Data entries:
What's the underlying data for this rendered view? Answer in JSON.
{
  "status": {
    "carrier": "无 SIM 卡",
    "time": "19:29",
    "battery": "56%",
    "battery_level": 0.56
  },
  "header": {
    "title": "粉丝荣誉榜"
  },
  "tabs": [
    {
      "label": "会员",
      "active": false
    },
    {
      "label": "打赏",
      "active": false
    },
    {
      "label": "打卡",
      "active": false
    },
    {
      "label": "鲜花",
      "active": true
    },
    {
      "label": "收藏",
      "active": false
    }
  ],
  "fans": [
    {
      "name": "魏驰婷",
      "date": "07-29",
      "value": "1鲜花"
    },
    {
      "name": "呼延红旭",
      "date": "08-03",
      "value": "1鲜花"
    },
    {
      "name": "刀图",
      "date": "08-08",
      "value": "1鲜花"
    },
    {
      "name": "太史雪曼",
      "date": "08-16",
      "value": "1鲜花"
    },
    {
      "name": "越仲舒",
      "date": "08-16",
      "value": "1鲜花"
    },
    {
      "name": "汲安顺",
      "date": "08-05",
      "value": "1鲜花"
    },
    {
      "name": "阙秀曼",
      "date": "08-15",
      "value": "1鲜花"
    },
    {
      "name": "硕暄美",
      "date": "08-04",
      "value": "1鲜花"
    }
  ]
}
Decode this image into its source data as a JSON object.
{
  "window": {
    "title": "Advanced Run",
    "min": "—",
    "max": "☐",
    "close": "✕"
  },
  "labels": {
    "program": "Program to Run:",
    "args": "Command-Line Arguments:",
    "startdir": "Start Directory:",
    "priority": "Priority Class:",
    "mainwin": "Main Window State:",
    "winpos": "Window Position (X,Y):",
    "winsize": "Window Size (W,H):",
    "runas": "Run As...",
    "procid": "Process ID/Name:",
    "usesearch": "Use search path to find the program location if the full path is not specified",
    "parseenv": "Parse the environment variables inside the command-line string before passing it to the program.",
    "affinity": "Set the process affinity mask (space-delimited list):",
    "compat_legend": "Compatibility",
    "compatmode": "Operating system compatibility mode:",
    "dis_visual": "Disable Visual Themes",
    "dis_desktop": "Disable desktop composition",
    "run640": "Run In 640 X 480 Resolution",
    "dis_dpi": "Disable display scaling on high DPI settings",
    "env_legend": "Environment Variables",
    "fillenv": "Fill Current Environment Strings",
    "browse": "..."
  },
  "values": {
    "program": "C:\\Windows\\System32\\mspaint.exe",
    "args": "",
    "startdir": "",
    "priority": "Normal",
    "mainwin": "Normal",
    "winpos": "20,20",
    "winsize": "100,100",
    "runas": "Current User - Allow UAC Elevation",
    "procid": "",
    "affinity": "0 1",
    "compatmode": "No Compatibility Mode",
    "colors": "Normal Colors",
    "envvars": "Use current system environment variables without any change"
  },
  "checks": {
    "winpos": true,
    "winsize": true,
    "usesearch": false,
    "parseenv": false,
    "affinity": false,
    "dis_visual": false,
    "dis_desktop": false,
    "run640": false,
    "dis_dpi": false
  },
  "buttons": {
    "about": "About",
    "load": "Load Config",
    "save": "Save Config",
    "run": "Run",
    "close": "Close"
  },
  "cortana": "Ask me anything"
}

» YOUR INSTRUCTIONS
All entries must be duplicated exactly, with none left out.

» EXERCISE ANSWER
What's the underlying data for this rendered view? Answer in JSON.
{
  "status": {
    "carrier": "无 SIM 卡",
    "time": "19:29",
    "battery": "56%",
    "battery_level": 0.56
  },
  "header": {
    "title": "粉丝荣誉榜"
  },
  "tabs": [
    {
      "label": "会员",
      "active": false
    },
    {
      "label": "打赏",
      "active": false
    },
    {
      "label": "打卡",
      "active": false
    },
    {
      "label": "鲜花",
      "active": true
    },
    {
      "label": "收藏",
      "active": false
    }
  ],
  "fans": [
    {
      "name": "魏驰婷",
      "date": "07-29",
      "value": "1鲜花"
    },
    {
      "name": "呼延红旭",
      "date": "08-03",
      "value": "1鲜花"
    },
    {
      "name": "刀图",
      "date": "08-08",
      "value": "1鲜花"
    },
    {
      "name": "太史雪曼",
      "date": "08-16",
      "value": "1鲜花"
    },
    {
      "name": "越仲舒",
      "date": "08-16",
      "value": "1鲜花"
    },
    {
      "name": "汲安顺",
      "date": "08-05",
      "value": "1鲜花"
    },
    {
      "name": "阙秀曼",
      "date": "08-15",
      "value": "1鲜花"
    },
    {
      "name": "硕暄美",
      "date": "08-04",
      "value": "1鲜花"
    }
  ]
}
Decode this image into its source data as a JSON object.
{
  "window": {
    "title": "Advanced Run",
    "min": "—",
    "max": "☐",
    "close": "✕"
  },
  "labels": {
    "program": "Program to Run:",
    "args": "Command-Line Arguments:",
    "startdir": "Start Directory:",
    "priority": "Priority Class:",
    "mainwin": "Main Window State:",
    "winpos": "Window Position (X,Y):",
    "winsize": "Window Size (W,H):",
    "runas": "Run As...",
    "procid": "Process ID/Name:",
    "usesearch": "Use search path to find the program location if the full path is not specified",
    "parseenv": "Parse the environment variables inside the command-line string before passing it to the program.",
    "affinity": "Set the process affinity mask (space-delimited list):",
    "compat_legend": "Compatibility",
    "compatmode": "Operating system compatibility mode:",
    "dis_visual": "Disable Visual Themes",
    "dis_desktop": "Disable desktop composition",
    "run640": "Run In 640 X 480 Resolution",
    "dis_dpi": "Disable display scaling on high DPI settings",
    "env_legend": "Environment Variables",
    "fillenv": "Fill Current Environment Strings",
    "browse": "..."
  },
  "values": {
    "program": "C:\\Windows\\System32\\mspaint.exe",
    "args": "",
    "startdir": "",
    "priority": "Normal",
    "mainwin": "Normal",
    "winpos": "20,20",
    "winsize": "100,100",
    "runas": "Current User - Allow UAC Elevation",
    "procid": "",
    "affinity": "0 1",
    "compatmode": "No Compatibility Mode",
    "colors": "Normal Colors",
    "envvars": "Use current system environment variables without any change"
  },
  "checks": {
    "winpos": true,
    "winsize": true,
    "usesearch": false,
    "parseenv": false,
    "affinity": false,
    "dis_visual": false,
    "dis_desktop": false,
    "run640": false,
    "dis_dpi": false
  },
  "buttons": {
    "about": "About",
    "load": "Load Config",
    "save": "Save Config",
    "run": "Run",
    "close": "Close"
  },
  "cortana": "Ask me anything"
}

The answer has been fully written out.